The passage of the Lend-Lease Act came on the heels of Roosevelt's reelection to an unprecedented third term as president and after months of debate over open support for the British. Carefully crafted not only to placate those reluctant to engage in warfare but also to permit useful US aid to belligerents, the Lend-Lease Act reflected Roosevelt's political savvy and great influence. Taken together, Roosevelt's third inaugural address and the lend-lease provisions seemed to interventionists to be a mandate to increase US involvement in World War II, stopping just shy of a declaration of war.

Lend-lease clearly showed the US support—albeit unofficial—for the Allied cause. Initially, the policy sought to increase US aid to Great Britain, but over time, it expanded to give considerable economic and military aid to other Allied nations, particularly the Soviet Union and China. In the short term, lend-lease aided both the recipients of US aid and the United States itself. The increased demand for war matériel created by the implementation of lend-lease provided a boost for US industries and began to shift the economy from the weak years of the Great Depression into the boom of World War II. The construction of “liberty ships” and other goods intended for export helped prepare the US economy to produce the goods it would need after entering the conflict in 1941.

President Harry S. Truman, Roosevelt's successor, abolished lend-lease in August 1945, a few months after the end of hostilities in Europe. The Allied economies of Europe remained in tatters, however, and the decision elicited criticism from British leaders who saw the aid as vital to the postwar recovery. Despite its relatively short duration, lend-lease helped set the stage for the emergence of the United States as a superpower in the postwar era and reinvigorated public support for intervention as a tool to promote US security. In both intent and practice, therefore, lend-lease rejected the early twentieth-century policy of isolationism and announced the US belief that its own national interests were bound up with those of its global partners, a notion that informed later policies from the Truman Doctrine to the War on Terror.

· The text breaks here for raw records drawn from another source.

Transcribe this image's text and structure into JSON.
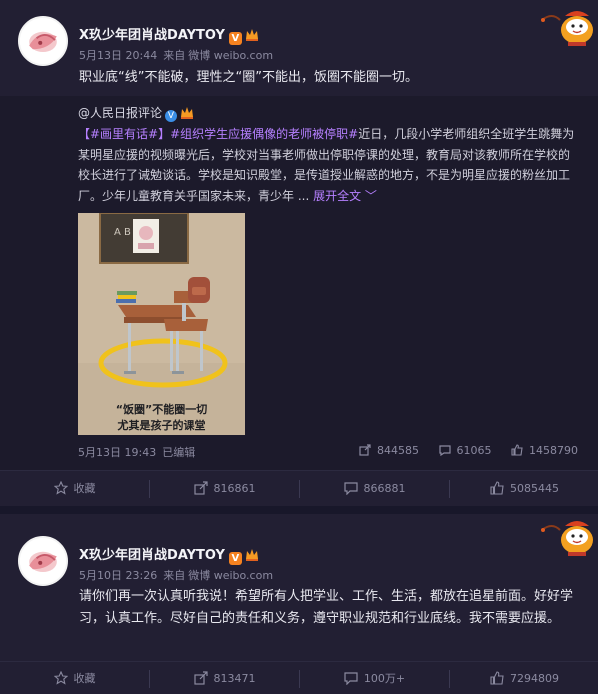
{
  "posts": [
    {
      "username": "X玖少年团肖战DAYTOY",
      "badge": "V",
      "date": "5月13日 20:44",
      "source_prefix": "来自",
      "source": "微博 weibo.com",
      "text": "职业底“线”不能破，理性之“圈”不能出，饭圈不能圈一切。",
      "repost": {
        "author": "@人民日报评论",
        "hashtag1": "【#画里有话#】",
        "hashtag2": "#组织学生应援偶像的老师被停职#",
        "text": "近日，几段小学老师组织全班学生跳舞为某明星应援的视频曝光后，学校对当事老师做出停职停课的处理，教育局对该教师所在学校的校长进行了诫勉谈话。学校是知识殿堂，是传道授业解惑的地方，不是为明星应援的粉丝加工厂。少年儿童教育关乎国家未来，青少年 ...",
        "expand": "展开全文 ﹀",
        "image": {
          "caption_line1": "“饭圈”不能圈一切",
          "caption_line2": "尤其是孩子的课堂",
          "board_text": "A B C"
        },
        "date": "5月13日 19:43",
        "edit_mark": "已编辑",
        "stats": {
          "reposts": "844585",
          "comments": "61065",
          "likes": "1458790"
        }
      },
      "actions": {
        "favorite": "收藏",
        "reposts": "816861",
        "comments": "866881",
        "likes": "5085445"
      }
    },
    {
      "username": "X玖少年团肖战DAYTOY",
      "badge": "V",
      "date": "5月10日 23:26",
      "source_prefix": "来自",
      "source": "微博 weibo.com",
      "text": "请你们再一次认真听我说！希望所有人把学业、工作、生活，都放在追星前面。好好学习，认真工作。尽好自己的责任和义务，遵守职业规范和行业底线。我不需要应援。",
      "actions": {
        "favorite": "收藏",
        "reposts": "813471",
        "comments": "100万+",
        "likes": "7294809"
      }
    }
  ],
  "colors": {
    "accent": "#b680ff",
    "background": "#221f33",
    "repost_bg": "#1c1a2b",
    "badge": "#f58220"
  },
  "icons": [
    "avatar",
    "verified-badge",
    "crown-icon",
    "decorative-lantern-icon",
    "share-icon",
    "comment-icon",
    "like-icon",
    "star-icon"
  ]
}
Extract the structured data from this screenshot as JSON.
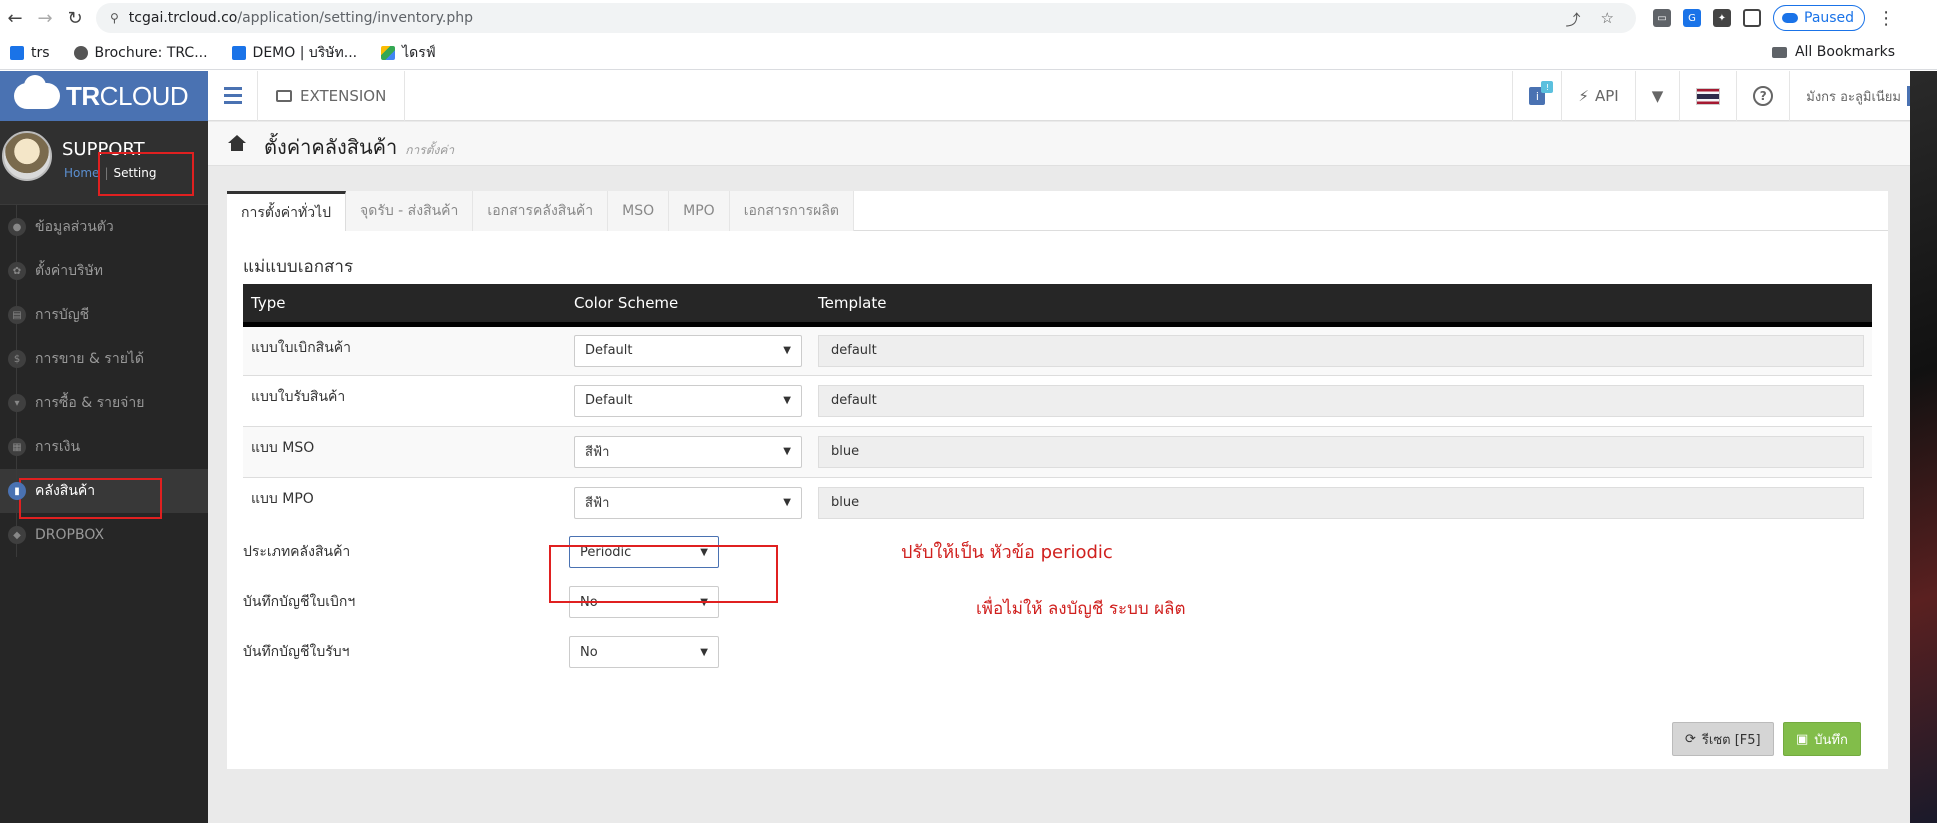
{
  "browser": {
    "url_domain": "tcgai.trcloud.co",
    "url_path": "/application/setting/inventory.php",
    "profile_status": "Paused"
  },
  "bookmarks": {
    "items": [
      {
        "label": "trs"
      },
      {
        "label": "Brochure: TRC..."
      },
      {
        "label": "DEMO | บริษัท..."
      },
      {
        "label": "ไดรฟ์"
      }
    ],
    "all_label": "All Bookmarks"
  },
  "sidebar": {
    "logo_bold": "TR",
    "logo_light": "CLOUD",
    "profile_name": "SUPPORT",
    "link_home": "Home",
    "link_setting": "Setting",
    "items": [
      {
        "label": "ข้อมูลส่วนตัว",
        "icon": "user-icon"
      },
      {
        "label": "ตั้งค่าบริษัท",
        "icon": "gear-icon"
      },
      {
        "label": "การบัญชี",
        "icon": "book-icon"
      },
      {
        "label": "การขาย & รายได้",
        "icon": "dollar-icon"
      },
      {
        "label": "การซื้อ & รายจ่าย",
        "icon": "cart-icon"
      },
      {
        "label": "การเงิน",
        "icon": "calendar-icon"
      },
      {
        "label": "คลังสินค้า",
        "icon": "chart-icon"
      },
      {
        "label": "DROPBOX",
        "icon": "dropbox-icon"
      }
    ]
  },
  "topbar": {
    "extension_label": "EXTENSION",
    "api_label": "API",
    "company_name": "มังกร อะลูมิเนียม"
  },
  "header": {
    "title": "ตั้งค่าคลังสินค้า",
    "subtitle": "การตั้งค่า"
  },
  "tabs": [
    {
      "label": "การตั้งค่าทั่วไป"
    },
    {
      "label": "จุดรับ - ส่งสินค้า"
    },
    {
      "label": "เอกสารคลังสินค้า"
    },
    {
      "label": "MSO"
    },
    {
      "label": "MPO"
    },
    {
      "label": "เอกสารการผลิต"
    }
  ],
  "main": {
    "section_title": "แม่แบบเอกสาร",
    "columns": [
      "Type",
      "Color Scheme",
      "Template"
    ],
    "rows": [
      {
        "type": "แบบใบเบิกสินค้า",
        "scheme": "Default",
        "template": "default"
      },
      {
        "type": "แบบใบรับสินค้า",
        "scheme": "Default",
        "template": "default"
      },
      {
        "type": "แบบ MSO",
        "scheme": "สีฟ้า",
        "template": "blue"
      },
      {
        "type": "แบบ MPO",
        "scheme": "สีฟ้า",
        "template": "blue"
      }
    ],
    "fields": [
      {
        "label": "ประเภทคลังสินค้า",
        "value": "Periodic"
      },
      {
        "label": "บันทึกบัญชีใบเบิกฯ",
        "value": "No"
      },
      {
        "label": "บันทึกบัญชีใบรับฯ",
        "value": "No"
      }
    ],
    "reset_label": "รีเซต [F5]",
    "save_label": "บันทึก"
  },
  "annotations": {
    "note1": "ปรับให้เป็น หัวข้อ   periodic",
    "note2": "เพื่อไม่ให้ ลงบัญชี ระบบ ผลิต"
  },
  "colors": {
    "brand_blue": "#4a72b2",
    "annotation_red": "#e02020",
    "save_green": "#82bd4a"
  }
}
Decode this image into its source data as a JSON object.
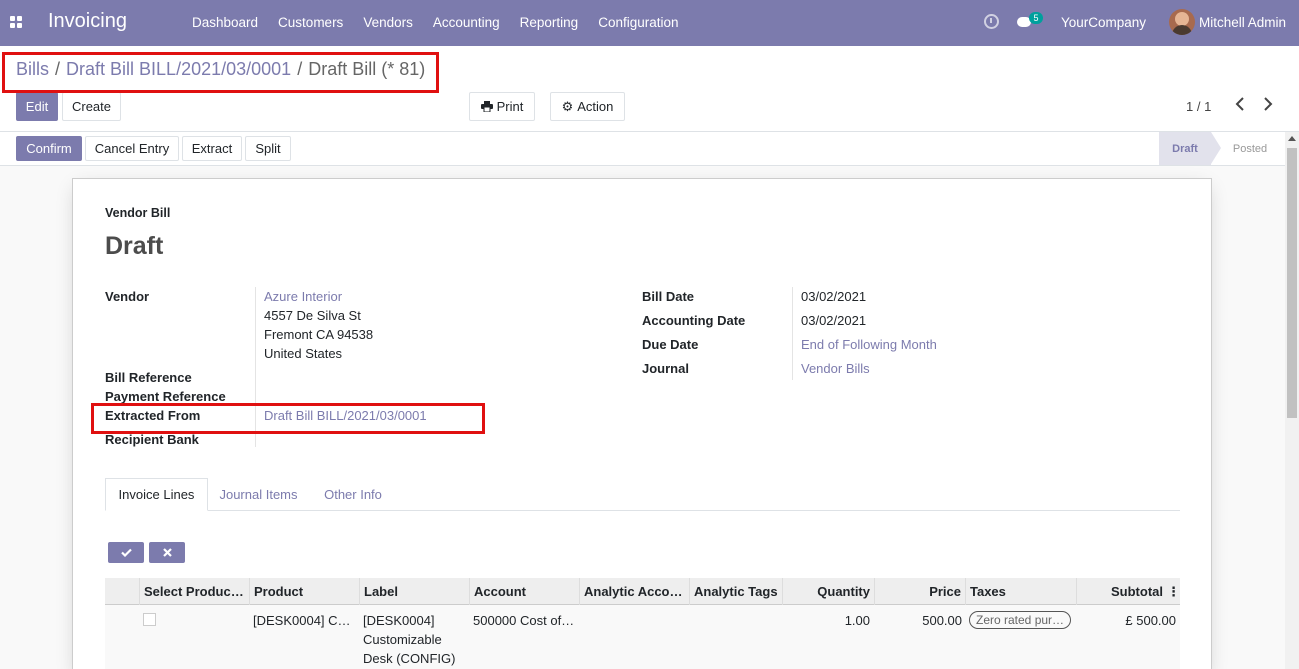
{
  "navbar": {
    "app_name": "Invoicing",
    "menu": [
      "Dashboard",
      "Customers",
      "Vendors",
      "Accounting",
      "Reporting",
      "Configuration"
    ],
    "chat_badge": "5",
    "company": "YourCompany",
    "user": "Mitchell Admin"
  },
  "breadcrumb": {
    "item1": "Bills",
    "item2": "Draft Bill BILL/2021/03/0001",
    "current": "Draft Bill (* 81)",
    "separator": "/"
  },
  "toolbar": {
    "edit": "Edit",
    "create": "Create",
    "print": "Print",
    "action": "Action",
    "pager": "1 / 1"
  },
  "status_actions": {
    "confirm": "Confirm",
    "cancel_entry": "Cancel Entry",
    "extract": "Extract",
    "split": "Split"
  },
  "stages": {
    "active": "Draft",
    "next": "Posted"
  },
  "form": {
    "type_label": "Vendor Bill",
    "title": "Draft",
    "vendor_label": "Vendor",
    "vendor_name": "Azure Interior",
    "vendor_addr1": "4557 De Silva St",
    "vendor_addr2": "Fremont CA 94538",
    "vendor_addr3": "United States",
    "bill_reference_label": "Bill Reference",
    "payment_reference_label": "Payment Reference",
    "extracted_from_label": "Extracted From",
    "extracted_from_value": "Draft Bill BILL/2021/03/0001",
    "recipient_bank_label": "Recipient Bank",
    "bill_date_label": "Bill Date",
    "bill_date": "03/02/2021",
    "accounting_date_label": "Accounting Date",
    "accounting_date": "03/02/2021",
    "due_date_label": "Due Date",
    "due_date": "End of Following Month",
    "journal_label": "Journal",
    "journal": "Vendor Bills"
  },
  "tabs": [
    "Invoice Lines",
    "Journal Items",
    "Other Info"
  ],
  "table": {
    "headers": [
      "Select Produc…",
      "Product",
      "Label",
      "Account",
      "Analytic Acco…",
      "Analytic Tags",
      "Quantity",
      "Price",
      "Taxes",
      "Subtotal"
    ],
    "row": {
      "product": "[DESK0004] C…",
      "label_line1": "[DESK0004]",
      "label_line2": "Customizable",
      "label_line3": "Desk (CONFIG)",
      "account": "500000 Cost of…",
      "quantity": "1.00",
      "price": "500.00",
      "tax": "Zero rated pur…",
      "subtotal": "£ 500.00"
    }
  },
  "colors": {
    "brand": "#7c7bad",
    "highlight": "#e01010",
    "odoo_teal": "#00a09d"
  }
}
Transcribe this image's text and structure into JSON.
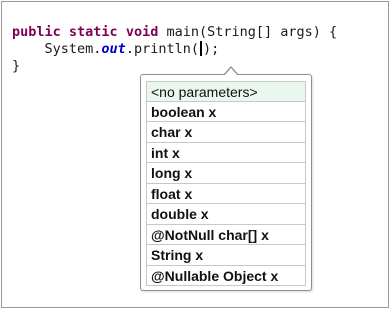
{
  "code": {
    "line1": {
      "kw1": "public",
      "kw2": "static",
      "kw3": "void",
      "rest": " main(String[] args) {"
    },
    "line2": {
      "indent": "    ",
      "prefix": "System.",
      "field": "out",
      "method": ".println(",
      "suffix": ");"
    },
    "line3": "}"
  },
  "param_popup": {
    "items": [
      "<no parameters>",
      "boolean x",
      "char x",
      "int x",
      "long x",
      "float x",
      "double x",
      "@NotNull char[] x",
      "String x",
      "@Nullable Object x"
    ]
  }
}
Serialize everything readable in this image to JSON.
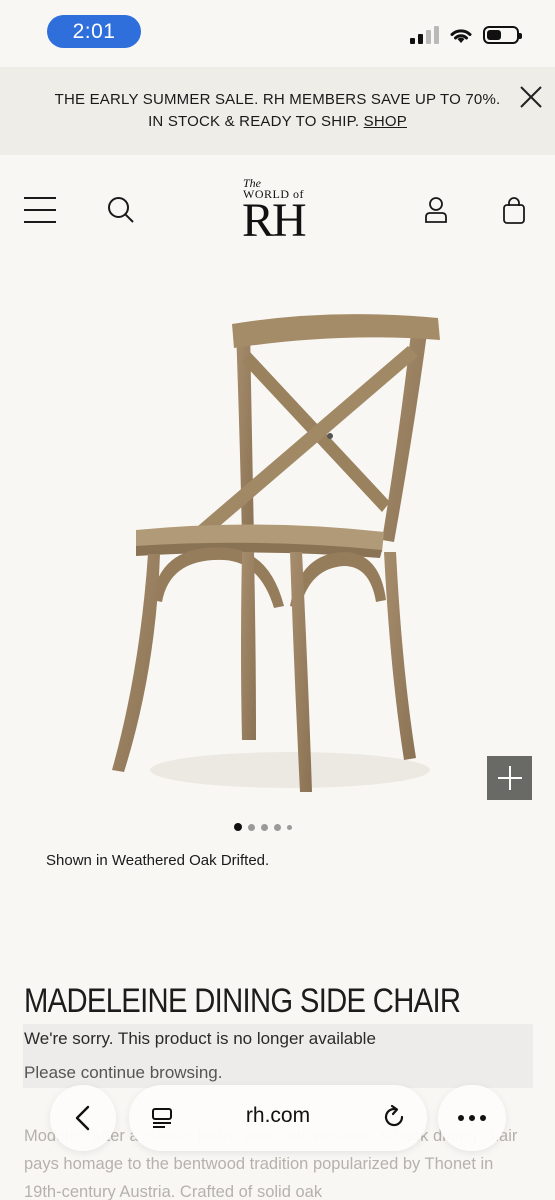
{
  "status_bar": {
    "time": "2:01"
  },
  "promo": {
    "line1": "THE EARLY SUMMER SALE. RH MEMBERS SAVE UP TO 70%.",
    "line2": "IN STOCK & READY TO SHIP.",
    "link": "SHOP"
  },
  "header": {
    "logo_the": "The",
    "logo_world": "WORLD of",
    "logo_rh": "RH"
  },
  "product": {
    "caption": "Shown in Weathered Oak Drifted.",
    "title": "MADELEINE DINING SIDE CHAIR",
    "unavailable": "We're sorry. This product is no longer available",
    "continue": "Please continue browsing.",
    "description": "Modeled after a classic bistro seat, our versatile X-back dining chair pays homage to the bentwood tradition popularized by Thonet in 19th-century Austria. Crafted of solid oak",
    "image_count": 5,
    "active_image": 1
  },
  "browser": {
    "url": "rh.com"
  },
  "icons": {
    "menu": "menu-icon",
    "search": "search-icon",
    "account": "account-icon",
    "bag": "bag-icon",
    "close": "close-icon",
    "zoom": "plus-icon",
    "back": "chevron-left-icon",
    "tabs": "tabs-icon",
    "reload": "reload-icon",
    "more": "more-icon"
  },
  "colors": {
    "time_pill": "#2f6fdc",
    "banner_bg": "#efede8",
    "page_bg": "#f9f7f4",
    "zoom_button": "#696965",
    "chair_wood": "#9c8463"
  }
}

Bibliography and Additional Reading
  • “American Isolationism in the 1930s.” Milestones. US Dept. of State Office of the Hist., 2013. Web. 6 Oct. 2014.
  • Berinksey, Adam. In Time of War: Understanding American Public Opinion from World War II to Iraq. Chicago: U of Chicago P, 2009. Print.
  • Capet, Antoine. “Lend-Lease Act.” Britain and the Americas: Culture, Politics, and History—A Multidisciplinary Encyclopedia. Ed. Will Kaufman and Heidi Slettedahl Macpherson. Vol. 1. Santa Barbara: ABC-CLIO, 2005. Print.
  • Zheng, Guoqiang. “Lend-Lease Act (1941).” The American Economy: A Historical Encyclopedia. Rev. ed. Vol. 1. Santa Barbara: ABC-CLIO, 2011. Print.
Categories: History Content